Felipe Arturo met Huerequeque on a trip to Iquitos where he arrived looking for tales of the jungle and specifically the stories related to rubber extraction and the cities and memories that that boom left in its wake. As any visitor to Iquitos, Arturo came upon Enrique because of his role in Fitzcarraldo, instead, he found a unique narrator of the colonized jungle. Someone who, much like Herzog or José Eustasio Rivera (author of The Vortex), creates a narrative out of this unknown and fascinating world in which myth and reality are cast together.
Much in the same way as reality and fiction intertwine in stories about rubber exploitation and its horrors in The Vortex, Huerequeque’s memory and blanks serve to narrate the experiences of the Amazonian settlers in the region’s most recent history. And, as with the renowned novel, the stories told by Huerequeque serve not only a literary purpose, but also as historical documents. In this case, the documents are the chronicles of the life of a jungle settler who from his personal experience sheds light upon the cultural, political and social history of the Amazon. Huerequeque has translated his life experiences into poems and stories that he tells in his bar in Iquitos —a port in the Peruvian jungle that prospers and declines with each new depredatory boom.
It was in this precise bar where, in the lapse of five years and three different trips, Felipe Arturo listened to Huerequeque and the tales of the Amazon and its colonization. He heard stories such as Oro in which Huerequeque talks about falling prisoner to the still existing practice of “debt peonage” in a gold mine and how he was able to buy his own freedom through a card trick. Arturo also heard the poems Amazonas and Depredación about the grandiosity of the jungle, its beauty and its power, as well as how it is harmed by those who seek to colonize it. He found tales such as Chola fiel and Indio malo that talk about the relations of gender, power and race that have persisted throughout the history of colonization.
This version of the “Huerequeque Bar” is the mise-en-scéne of the shared experience between Felipe Arturo and this character.
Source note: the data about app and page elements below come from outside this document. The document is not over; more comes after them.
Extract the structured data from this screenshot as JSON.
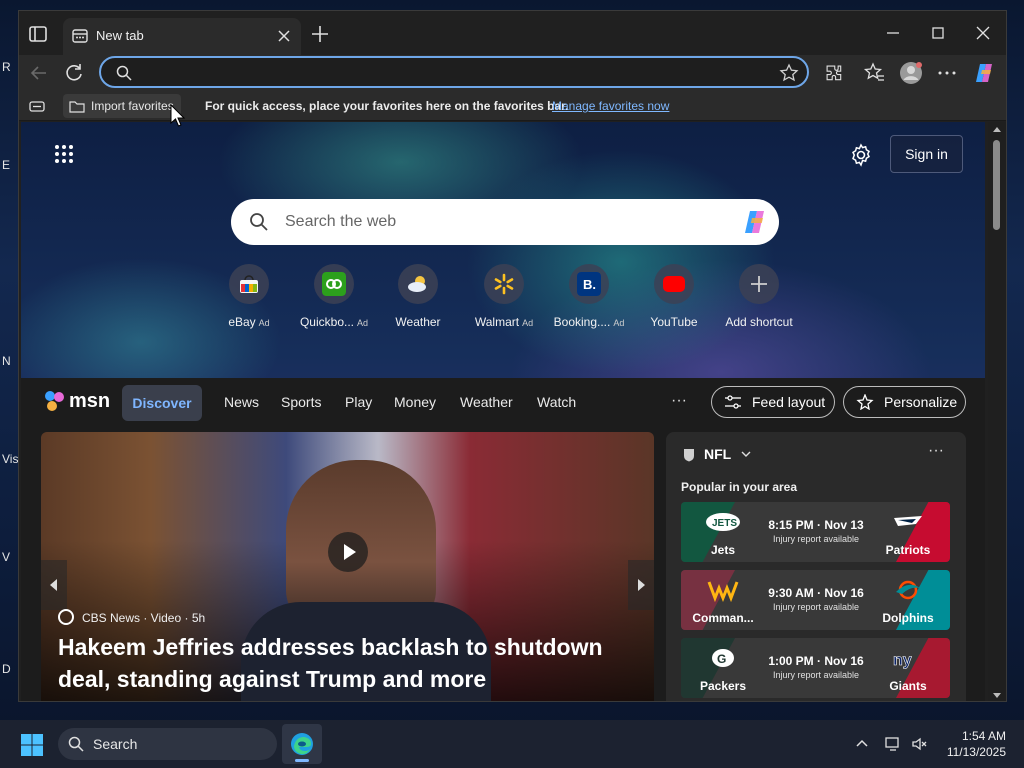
{
  "desktop": {
    "edge_fragments": [
      "R",
      "E",
      "N",
      "Vis",
      "V",
      "D"
    ]
  },
  "browser": {
    "tab": {
      "title": "New tab"
    },
    "address_bar": {
      "value": "",
      "placeholder": ""
    },
    "favorites_bar": {
      "import_label": "Import favorites",
      "message": "For quick access, place your favorites here on the favorites bar.",
      "manage_link": "Manage favorites now"
    }
  },
  "newtab": {
    "signin_label": "Sign in",
    "search": {
      "placeholder": "Search the web"
    },
    "shortcuts": [
      {
        "label": "eBay",
        "ad": "Ad",
        "icon": "ebay-icon",
        "color": "#e53238"
      },
      {
        "label": "Quickbo...",
        "ad": "Ad",
        "icon": "quickbooks-icon",
        "color": "#2ca01c"
      },
      {
        "label": "Weather",
        "ad": "",
        "icon": "weather-icon",
        "color": "#5aa0e8"
      },
      {
        "label": "Walmart",
        "ad": "Ad",
        "icon": "walmart-icon",
        "color": "#0071ce"
      },
      {
        "label": "Booking....",
        "ad": "Ad",
        "icon": "booking-icon",
        "color": "#003580"
      },
      {
        "label": "YouTube",
        "ad": "",
        "icon": "youtube-icon",
        "color": "#ff0000"
      },
      {
        "label": "Add shortcut",
        "ad": "",
        "icon": "plus-icon",
        "color": "#5a5f6e"
      }
    ]
  },
  "msn": {
    "logo": "msn",
    "tabs": [
      "Discover",
      "News",
      "Sports",
      "Play",
      "Money",
      "Weather",
      "Watch"
    ],
    "more": "···",
    "feed_layout_label": "Feed layout",
    "personalize_label": "Personalize",
    "hero": {
      "source": "CBS News · Video · 5h",
      "headline": "Hakeem Jeffries addresses backlash to shutdown deal, standing against Trump and more"
    },
    "nfl": {
      "title": "NFL",
      "subtitle": "Popular in your area",
      "games": [
        {
          "team_left": "Jets",
          "team_right": "Patriots",
          "time": "8:15 PM · Nov 13",
          "note": "Injury report available",
          "color_left": "#125740",
          "color_right": "#c60c30"
        },
        {
          "team_left": "Comman...",
          "team_right": "Dolphins",
          "time": "9:30 AM · Nov 16",
          "note": "Injury report available",
          "color_left": "#773141",
          "color_right": "#008e97"
        },
        {
          "team_left": "Packers",
          "team_right": "Giants",
          "time": "1:00 PM · Nov 16",
          "note": "Injury report available",
          "color_left": "#203731",
          "color_right": "#a71930"
        }
      ]
    }
  },
  "taskbar": {
    "search_label": "Search",
    "time": "1:54 AM",
    "date": "11/13/2025"
  },
  "colors": {
    "accent": "#7fb8ff",
    "address_border": "#6ea6e8"
  }
}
Here, as in Iquitos, one can hear the stories of the jungle from the unique voice of a person who has lived them.
The exhibit consists of a publication that brings together all the poems and stories of Huerequeque, a site-specific installation of the bar itself in which visitors can watch and hear footage of Huerequeque’s tales, as well as his experience, and finally H, a video-essay created by Arturo about his own experience in Iquitos alongside Huerequeque.
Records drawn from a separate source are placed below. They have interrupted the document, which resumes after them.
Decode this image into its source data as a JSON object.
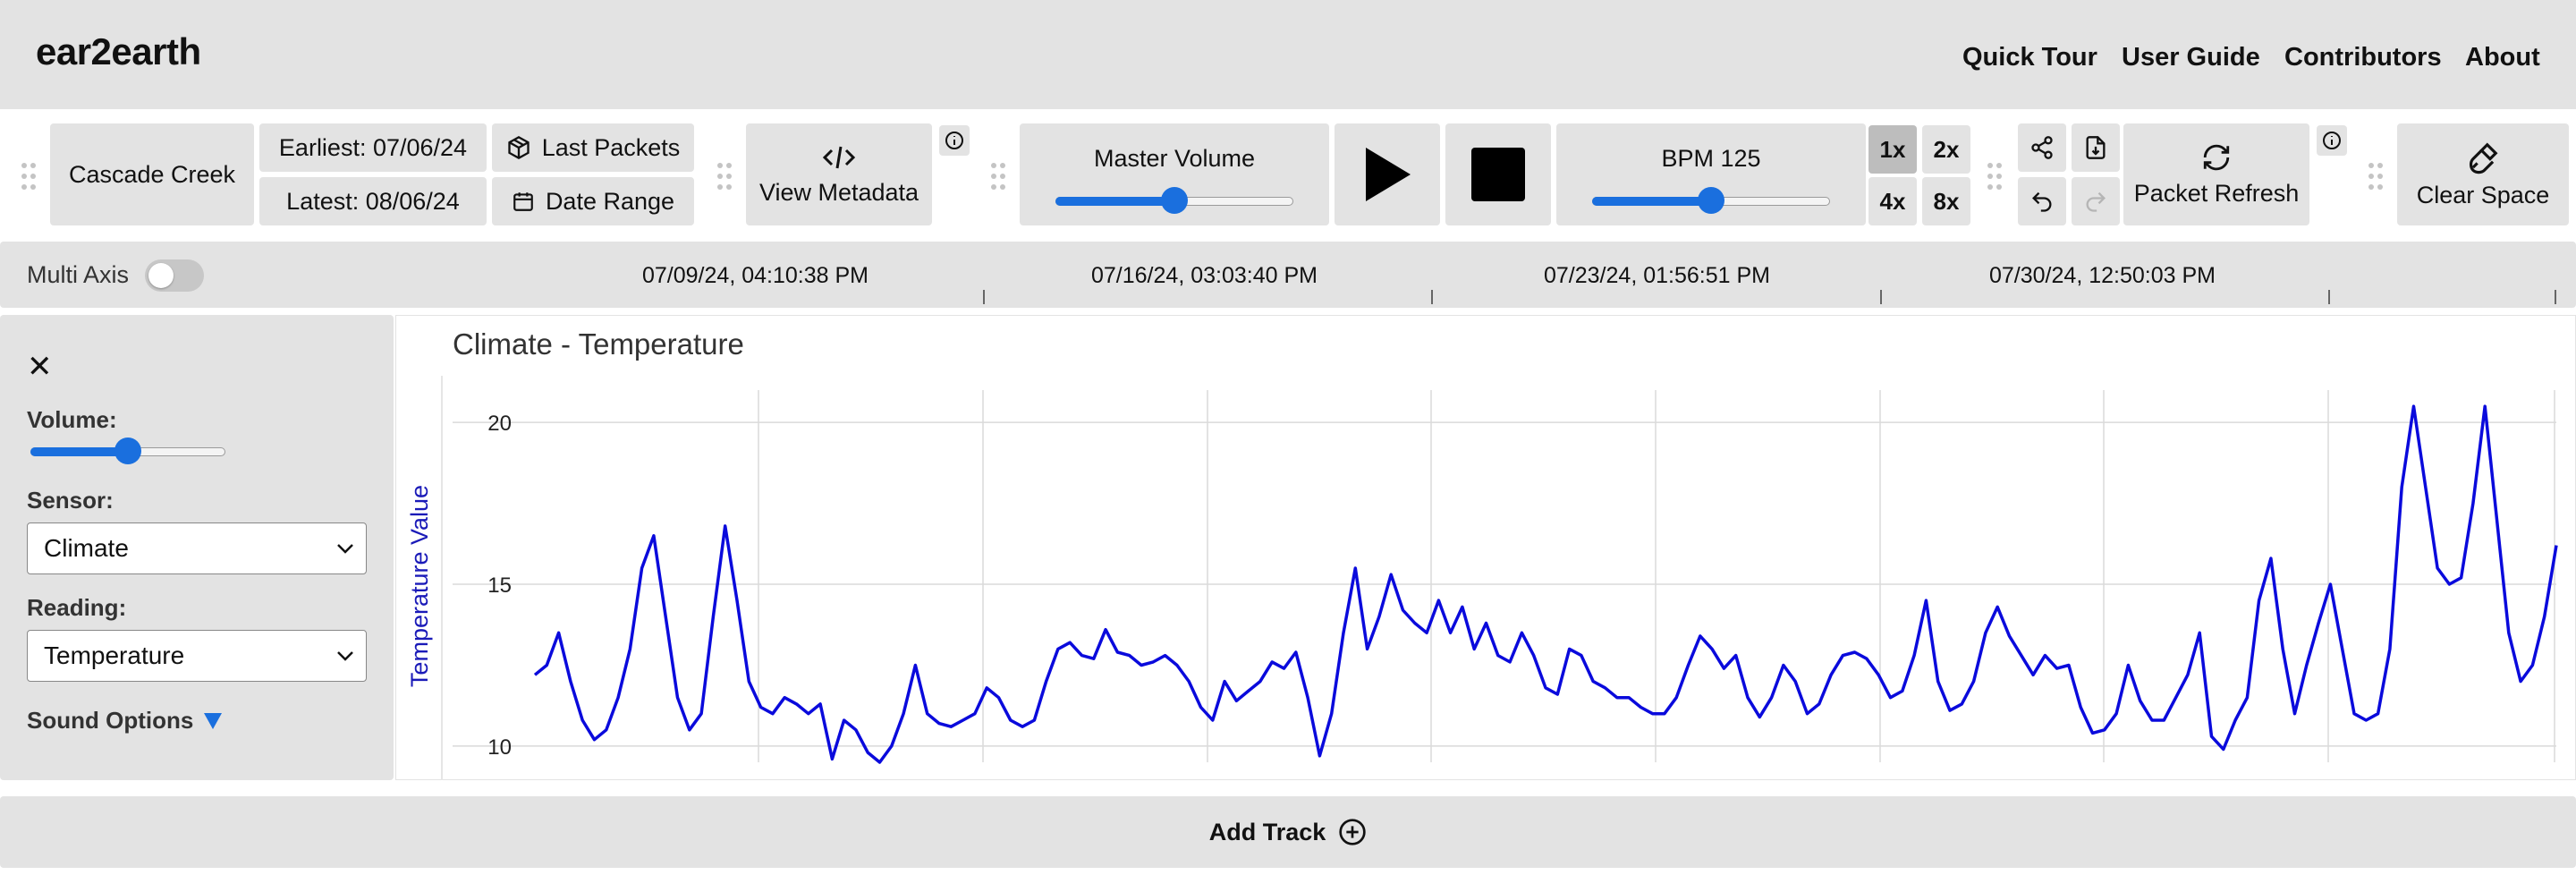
{
  "app": {
    "title": "ear2earth"
  },
  "nav": [
    {
      "label": "Quick Tour"
    },
    {
      "label": "User Guide"
    },
    {
      "label": "Contributors"
    },
    {
      "label": "About"
    }
  ],
  "toolbar": {
    "site": "Cascade Creek",
    "earliest": "Earliest: 07/06/24",
    "latest": "Latest: 08/06/24",
    "last_packets": "Last Packets",
    "date_range": "Date Range",
    "view_metadata": "View Metadata",
    "master_volume_label": "Master Volume",
    "master_volume_value": 0.5,
    "bpm_label": "BPM 125",
    "bpm_slider_value": 0.5,
    "speeds": [
      "1x",
      "2x",
      "4x",
      "8x"
    ],
    "active_speed": "1x",
    "packet_refresh": "Packet Refresh",
    "clear_space": "Clear Space"
  },
  "timeline": {
    "multi_axis_label": "Multi Axis",
    "multi_axis_on": false,
    "ticks": [
      "07/09/24, 04:10:38 PM",
      "07/16/24, 03:03:40 PM",
      "07/23/24, 01:56:51 PM",
      "07/30/24, 12:50:03 PM"
    ]
  },
  "track": {
    "volume_label": "Volume:",
    "volume_value": 0.5,
    "sensor_label": "Sensor:",
    "sensor_value": "Climate",
    "reading_label": "Reading:",
    "reading_value": "Temperature",
    "sound_options": "Sound Options",
    "close_symbol": "✕"
  },
  "add_track": {
    "label": "Add Track"
  },
  "colors": {
    "accent": "#1a6fde",
    "line": "#0a0adc",
    "panel": "#e3e3e3"
  },
  "chart_data": {
    "type": "line",
    "title": "Climate - Temperature",
    "ylabel": "Temperature Value",
    "xlabel": "",
    "ylim": [
      9.5,
      21
    ],
    "yticks": [
      10,
      15,
      20
    ],
    "grid": true,
    "series": [
      {
        "values": [
          12.2,
          12.5,
          13.5,
          12.0,
          10.8,
          10.2,
          10.5,
          11.5,
          13.0,
          15.5,
          16.5,
          14.0,
          11.5,
          10.5,
          11.0,
          14.0,
          16.8,
          14.5,
          12.0,
          11.2,
          11.0,
          11.5,
          11.3,
          11.0,
          11.3,
          9.6,
          10.8,
          10.5,
          9.8,
          9.5,
          10.0,
          11.0,
          12.5,
          11.0,
          10.7,
          10.6,
          10.8,
          11.0,
          11.8,
          11.5,
          10.8,
          10.6,
          10.8,
          12.0,
          13.0,
          13.2,
          12.8,
          12.7,
          13.6,
          12.9,
          12.8,
          12.5,
          12.6,
          12.8,
          12.5,
          12.0,
          11.2,
          10.8,
          12.0,
          11.4,
          11.7,
          12.0,
          12.6,
          12.4,
          12.9,
          11.5,
          9.7,
          11.0,
          13.5,
          15.5,
          13.0,
          14.0,
          15.3,
          14.2,
          13.8,
          13.5,
          14.5,
          13.5,
          14.3,
          13.0,
          13.8,
          12.8,
          12.6,
          13.5,
          12.8,
          11.8,
          11.6,
          13.0,
          12.8,
          12.0,
          11.8,
          11.5,
          11.5,
          11.2,
          11.0,
          11.0,
          11.5,
          12.5,
          13.4,
          13.0,
          12.4,
          12.8,
          11.5,
          10.9,
          11.5,
          12.5,
          12.0,
          11.0,
          11.3,
          12.2,
          12.8,
          12.9,
          12.7,
          12.2,
          11.5,
          11.7,
          12.8,
          14.5,
          12.0,
          11.1,
          11.3,
          12.0,
          13.5,
          14.3,
          13.4,
          12.8,
          12.2,
          12.8,
          12.4,
          12.5,
          11.2,
          10.4,
          10.5,
          11.0,
          12.5,
          11.4,
          10.8,
          10.8,
          11.5,
          12.2,
          13.5,
          10.3,
          9.9,
          10.8,
          11.5,
          14.5,
          15.8,
          13.0,
          11.0,
          12.5,
          13.8,
          15.0,
          13.0,
          11.0,
          10.8,
          11.0,
          13.0,
          18.0,
          20.5,
          18.0,
          15.5,
          15.0,
          15.2,
          17.5,
          20.5,
          17.0,
          13.5,
          12.0,
          12.5,
          14.0,
          16.2
        ]
      }
    ]
  }
}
This installation is a way to dive into the Peruvian Amazon. It is ultimately a theater where reality and fiction are cast together through the chronicles of Huerequeque, which are memories of a personal experience and also documents of a shared history that narrates the processes through which the imaginaries of the archetypal Amazonian jungle are constructed.